**Assigned task**
Every record must be copied exactly. Leave nothing out.

Task inputs section start

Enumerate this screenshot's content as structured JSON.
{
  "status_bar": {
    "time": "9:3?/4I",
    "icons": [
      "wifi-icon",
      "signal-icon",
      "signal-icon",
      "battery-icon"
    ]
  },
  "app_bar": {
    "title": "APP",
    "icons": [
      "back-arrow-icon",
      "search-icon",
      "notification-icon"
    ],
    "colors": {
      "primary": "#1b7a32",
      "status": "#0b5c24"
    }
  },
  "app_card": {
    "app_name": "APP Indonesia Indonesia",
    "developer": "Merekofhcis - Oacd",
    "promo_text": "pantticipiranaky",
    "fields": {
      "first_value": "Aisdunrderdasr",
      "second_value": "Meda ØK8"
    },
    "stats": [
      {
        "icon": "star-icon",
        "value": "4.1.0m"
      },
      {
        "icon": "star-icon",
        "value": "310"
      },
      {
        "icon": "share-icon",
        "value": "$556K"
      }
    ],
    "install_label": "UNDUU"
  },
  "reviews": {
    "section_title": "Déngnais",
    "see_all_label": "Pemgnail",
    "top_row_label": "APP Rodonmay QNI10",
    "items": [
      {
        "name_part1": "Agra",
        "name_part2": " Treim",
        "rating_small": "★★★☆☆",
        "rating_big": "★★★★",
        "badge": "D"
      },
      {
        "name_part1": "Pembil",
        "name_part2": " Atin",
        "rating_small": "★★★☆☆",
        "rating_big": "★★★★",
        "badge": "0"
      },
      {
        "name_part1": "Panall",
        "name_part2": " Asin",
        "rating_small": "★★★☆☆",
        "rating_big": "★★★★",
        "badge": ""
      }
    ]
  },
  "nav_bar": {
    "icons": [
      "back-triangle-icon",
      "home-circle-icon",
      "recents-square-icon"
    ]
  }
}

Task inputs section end

**Result**
Enumerate this screenshot's content as structured JSON.
{
  "status_bar": {
    "time": "9:3?/4I",
    "icons": [
      "wifi-icon",
      "signal-icon",
      "signal-icon",
      "battery-icon"
    ]
  },
  "app_bar": {
    "title": "APP",
    "icons": [
      "back-arrow-icon",
      "search-icon",
      "notification-icon"
    ],
    "colors": {
      "primary": "#1b7a32",
      "status": "#0b5c24"
    }
  },
  "app_card": {
    "app_name": "APP Indonesia Indonesia",
    "developer": "Merekofhcis - Oacd",
    "promo_text": "pantticipiranaky",
    "fields": {
      "first_value": "Aisdunrderdasr",
      "second_value": "Meda ØK8"
    },
    "stats": [
      {
        "icon": "star-icon",
        "value": "4.1.0m"
      },
      {
        "icon": "star-icon",
        "value": "310"
      },
      {
        "icon": "share-icon",
        "value": "$556K"
      }
    ],
    "install_label": "UNDUU"
  },
  "reviews": {
    "section_title": "Déngnais",
    "see_all_label": "Pemgnail",
    "top_row_label": "APP Rodonmay QNI10",
    "items": [
      {
        "name_part1": "Agra",
        "name_part2": " Treim",
        "rating_small": "★★★☆☆",
        "rating_big": "★★★★",
        "badge": "D"
      },
      {
        "name_part1": "Pembil",
        "name_part2": " Atin",
        "rating_small": "★★★☆☆",
        "rating_big": "★★★★",
        "badge": "0"
      },
      {
        "name_part1": "Panall",
        "name_part2": " Asin",
        "rating_small": "★★★☆☆",
        "rating_big": "★★★★",
        "badge": ""
      }
    ]
  },
  "nav_bar": {
    "icons": [
      "back-triangle-icon",
      "home-circle-icon",
      "recents-square-icon"
    ]
  }
}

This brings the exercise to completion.